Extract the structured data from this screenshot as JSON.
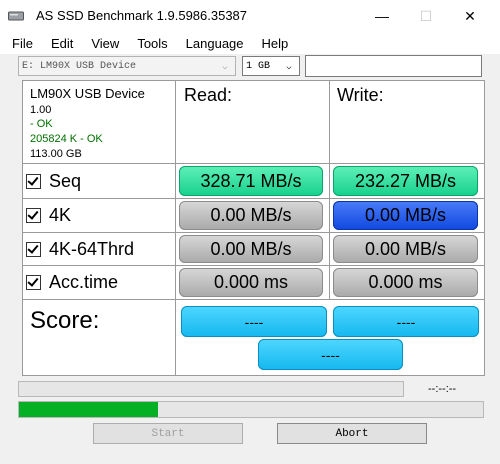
{
  "window": {
    "title": "AS SSD Benchmark 1.9.5986.35387",
    "icons": [
      "app-drive-icon",
      "minimize-icon",
      "maximize-icon",
      "close-icon"
    ],
    "minimize_glyph": "—",
    "maximize_glyph": "☐",
    "close_glyph": "✕"
  },
  "menu": {
    "items": [
      {
        "label": "File"
      },
      {
        "label": "Edit"
      },
      {
        "label": "View"
      },
      {
        "label": "Tools"
      },
      {
        "label": "Language"
      },
      {
        "label": "Help"
      }
    ]
  },
  "toolbar": {
    "drive_select_value": "E: LM90X USB Device",
    "size_select_value": "1 GB",
    "arrow_glyph": "⌵",
    "textbox_value": ""
  },
  "device": {
    "name": "LM90X USB Device",
    "version": "1.00",
    "status": " - OK",
    "alignment": "205824 K - OK",
    "capacity": "113.00 GB"
  },
  "headers": {
    "read": "Read:",
    "write": "Write:"
  },
  "rows": [
    {
      "label": "Seq",
      "read": "328.71 MB/s",
      "write": "232.27 MB/s",
      "read_style": "green",
      "write_style": "green"
    },
    {
      "label": "4K",
      "read": "0.00 MB/s",
      "write": "0.00 MB/s",
      "read_style": "gray",
      "write_style": "blue"
    },
    {
      "label": "4K-64Thrd",
      "read": "0.00 MB/s",
      "write": "0.00 MB/s",
      "read_style": "gray",
      "write_style": "gray"
    },
    {
      "label": "Acc.time",
      "read": "0.000 ms",
      "write": "0.000 ms",
      "read_style": "gray",
      "write_style": "gray"
    }
  ],
  "score": {
    "label": "Score:",
    "read": "----",
    "write": "----",
    "total": "----"
  },
  "status": {
    "timer": "--:--:--",
    "progress_fraction": 0.3
  },
  "buttons": {
    "start": "Start",
    "abort": "Abort"
  },
  "colors": {
    "green_result": "#16d08c",
    "blue_result": "#1048e0",
    "gray_result": "#a9a9a9",
    "score_result": "#14b8ef",
    "progress": "#06b025",
    "ok_text": "#007000"
  }
}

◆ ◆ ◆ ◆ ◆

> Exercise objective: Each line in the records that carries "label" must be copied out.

> Solution to this exercise:
        "label": "File"
        "label": "Edit"
        "label": "View"
        "label": "Tools"
        "label": "Language"
        "label": "Help"
      "label": "Seq",
      "label": "4K",
      "label": "4K-64Thrd",
      "label": "Acc.time",
    "label": "Score:",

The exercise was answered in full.